Some U.S. scientists believe a killer whale that washed up off the coast of Washington last month might have been killed by a military explosion.
The three-year-old female orca was a member of L-pod, a group that lives in Canadian waters during the summer months.
The killer whale’s carcass washed ashore at Long Beach, Wash., Feb. 11.
A necropsy found the marine mammal died from highly unusual injuries.
"The entire body showed evidence of massive blunt trauma, some sort of pressure wave that was very blunt in nature not the pointed bow of a ship or anything," said Ken Balcomb, senior scientist at the Center for Whale Research at Friday Harbour, Wash., about 15 kilometres east of Victoria.
Balcomb suspects the animal was killed by an explosive device, one of 96 the U.S. Navy deployed in the area in 2011.
"I suspect she died in U.S. waters. And probably from an explosion,” Balcomb said. “We're seeking information about what explosions at least the navy would be aware of."
He said he's worried that ongoing naval exercises could wipe out entire pods, including the fewer than 90 orcas that make up the endangered resident population in the southern end of Georgia Strait and in Juan de Fuca Strait, between Vancouver Island and Washington’s Olympic Peninsula.
Seals also killed
Balcomb said 38 seals died from similar injuries last year, and he says a final body count from L-Pod won't be known until it returns to the Juan de Fuca Strait in July.
“Chances are some other whales got killed too," said Balcomb.
The scientist said he hopes an investigation by the U.S. National Marine Fisheries Service will get access to the Navy's classified documents on its activities.

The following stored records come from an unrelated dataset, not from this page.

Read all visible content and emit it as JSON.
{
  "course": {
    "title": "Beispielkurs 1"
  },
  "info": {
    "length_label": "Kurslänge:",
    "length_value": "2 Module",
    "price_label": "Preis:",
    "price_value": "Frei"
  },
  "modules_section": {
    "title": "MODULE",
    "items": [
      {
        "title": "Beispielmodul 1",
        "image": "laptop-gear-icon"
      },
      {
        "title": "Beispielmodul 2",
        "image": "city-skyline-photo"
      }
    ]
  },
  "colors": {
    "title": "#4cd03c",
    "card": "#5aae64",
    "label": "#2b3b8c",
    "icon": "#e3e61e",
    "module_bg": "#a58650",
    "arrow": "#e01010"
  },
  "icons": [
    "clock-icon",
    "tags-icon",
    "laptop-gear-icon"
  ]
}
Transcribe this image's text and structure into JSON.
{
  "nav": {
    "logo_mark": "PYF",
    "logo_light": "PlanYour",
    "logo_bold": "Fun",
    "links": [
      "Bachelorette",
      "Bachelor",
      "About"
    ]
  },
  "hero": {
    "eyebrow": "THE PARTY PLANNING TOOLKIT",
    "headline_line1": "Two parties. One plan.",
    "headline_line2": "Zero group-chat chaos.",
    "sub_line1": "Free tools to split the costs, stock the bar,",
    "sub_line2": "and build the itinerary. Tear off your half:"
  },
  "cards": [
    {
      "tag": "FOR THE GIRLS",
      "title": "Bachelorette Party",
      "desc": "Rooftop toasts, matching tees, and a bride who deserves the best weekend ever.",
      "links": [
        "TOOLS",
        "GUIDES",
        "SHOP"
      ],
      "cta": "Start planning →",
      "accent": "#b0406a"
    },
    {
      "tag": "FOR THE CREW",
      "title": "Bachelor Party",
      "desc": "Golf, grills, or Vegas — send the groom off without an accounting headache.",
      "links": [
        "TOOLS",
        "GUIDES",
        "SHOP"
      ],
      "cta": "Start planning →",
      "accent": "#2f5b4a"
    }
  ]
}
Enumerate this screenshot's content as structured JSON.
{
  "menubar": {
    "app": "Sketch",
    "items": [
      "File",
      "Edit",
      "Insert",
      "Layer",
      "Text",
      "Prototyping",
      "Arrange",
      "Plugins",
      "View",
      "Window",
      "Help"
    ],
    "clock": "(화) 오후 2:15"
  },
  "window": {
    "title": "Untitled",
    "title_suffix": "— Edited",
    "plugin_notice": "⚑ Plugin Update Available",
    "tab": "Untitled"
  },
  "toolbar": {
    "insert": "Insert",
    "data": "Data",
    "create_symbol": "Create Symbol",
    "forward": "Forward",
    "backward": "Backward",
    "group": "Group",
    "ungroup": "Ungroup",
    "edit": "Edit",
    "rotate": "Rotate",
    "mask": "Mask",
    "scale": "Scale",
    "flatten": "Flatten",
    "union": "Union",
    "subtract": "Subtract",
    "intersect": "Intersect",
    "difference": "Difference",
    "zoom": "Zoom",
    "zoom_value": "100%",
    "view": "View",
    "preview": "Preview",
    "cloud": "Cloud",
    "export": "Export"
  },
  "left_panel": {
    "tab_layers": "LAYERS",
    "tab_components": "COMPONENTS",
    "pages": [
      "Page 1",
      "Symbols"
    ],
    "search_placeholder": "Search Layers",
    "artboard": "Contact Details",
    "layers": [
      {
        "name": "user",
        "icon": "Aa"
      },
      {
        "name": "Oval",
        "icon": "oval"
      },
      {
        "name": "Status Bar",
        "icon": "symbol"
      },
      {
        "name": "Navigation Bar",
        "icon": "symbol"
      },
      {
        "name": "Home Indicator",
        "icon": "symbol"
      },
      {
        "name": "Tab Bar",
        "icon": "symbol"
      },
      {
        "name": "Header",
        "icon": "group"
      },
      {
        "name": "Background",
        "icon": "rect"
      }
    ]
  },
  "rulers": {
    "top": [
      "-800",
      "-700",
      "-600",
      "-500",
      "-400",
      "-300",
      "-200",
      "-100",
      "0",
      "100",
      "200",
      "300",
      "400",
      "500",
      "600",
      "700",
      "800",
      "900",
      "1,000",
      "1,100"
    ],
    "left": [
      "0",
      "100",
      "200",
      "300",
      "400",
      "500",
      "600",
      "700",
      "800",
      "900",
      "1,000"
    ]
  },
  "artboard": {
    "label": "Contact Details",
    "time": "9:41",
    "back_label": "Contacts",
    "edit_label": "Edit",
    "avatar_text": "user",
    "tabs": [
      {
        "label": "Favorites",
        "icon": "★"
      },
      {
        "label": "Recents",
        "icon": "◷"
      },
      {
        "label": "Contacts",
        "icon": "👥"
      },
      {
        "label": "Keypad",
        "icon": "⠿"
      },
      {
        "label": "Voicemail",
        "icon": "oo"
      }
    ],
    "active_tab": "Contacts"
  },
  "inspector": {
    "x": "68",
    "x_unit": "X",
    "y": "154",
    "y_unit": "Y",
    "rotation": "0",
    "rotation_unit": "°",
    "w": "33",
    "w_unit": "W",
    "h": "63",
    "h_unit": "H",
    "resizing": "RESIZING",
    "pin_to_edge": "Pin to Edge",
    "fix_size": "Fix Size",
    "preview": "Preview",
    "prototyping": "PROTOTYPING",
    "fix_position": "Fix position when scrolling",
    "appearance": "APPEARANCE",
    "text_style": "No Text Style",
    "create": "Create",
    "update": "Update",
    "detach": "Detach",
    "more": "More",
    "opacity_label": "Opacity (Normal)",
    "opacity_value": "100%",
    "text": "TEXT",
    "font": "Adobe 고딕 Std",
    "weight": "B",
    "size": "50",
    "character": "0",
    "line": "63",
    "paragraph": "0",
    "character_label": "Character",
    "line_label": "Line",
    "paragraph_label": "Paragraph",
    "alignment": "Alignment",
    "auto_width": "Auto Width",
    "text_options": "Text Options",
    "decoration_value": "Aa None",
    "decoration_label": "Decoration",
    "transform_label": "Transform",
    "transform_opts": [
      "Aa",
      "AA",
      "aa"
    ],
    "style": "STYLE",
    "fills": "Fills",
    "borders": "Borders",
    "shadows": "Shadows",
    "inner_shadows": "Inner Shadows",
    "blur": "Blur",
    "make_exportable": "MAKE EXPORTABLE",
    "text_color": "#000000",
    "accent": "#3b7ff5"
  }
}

However, a spokesperson for the U.S. Navy denies it conducted any exercises using explosives in the area in February.
The Royal Canadian Navy told CBC News it did use sonar in the Strait of Juan de Fuca Feb. 6, but that no marine mammals were in the area at that time.
But some environmentalists are not satisfied.
“We'd like the navy to release the data on what they were doing,” said Jay Ritchlin, of the David Suzuki Foundation.
“We'd also, basically, just like them to understand and acknowledge that this is a critical habitat for these whales and should be designated as off limits for this kind of sonar training."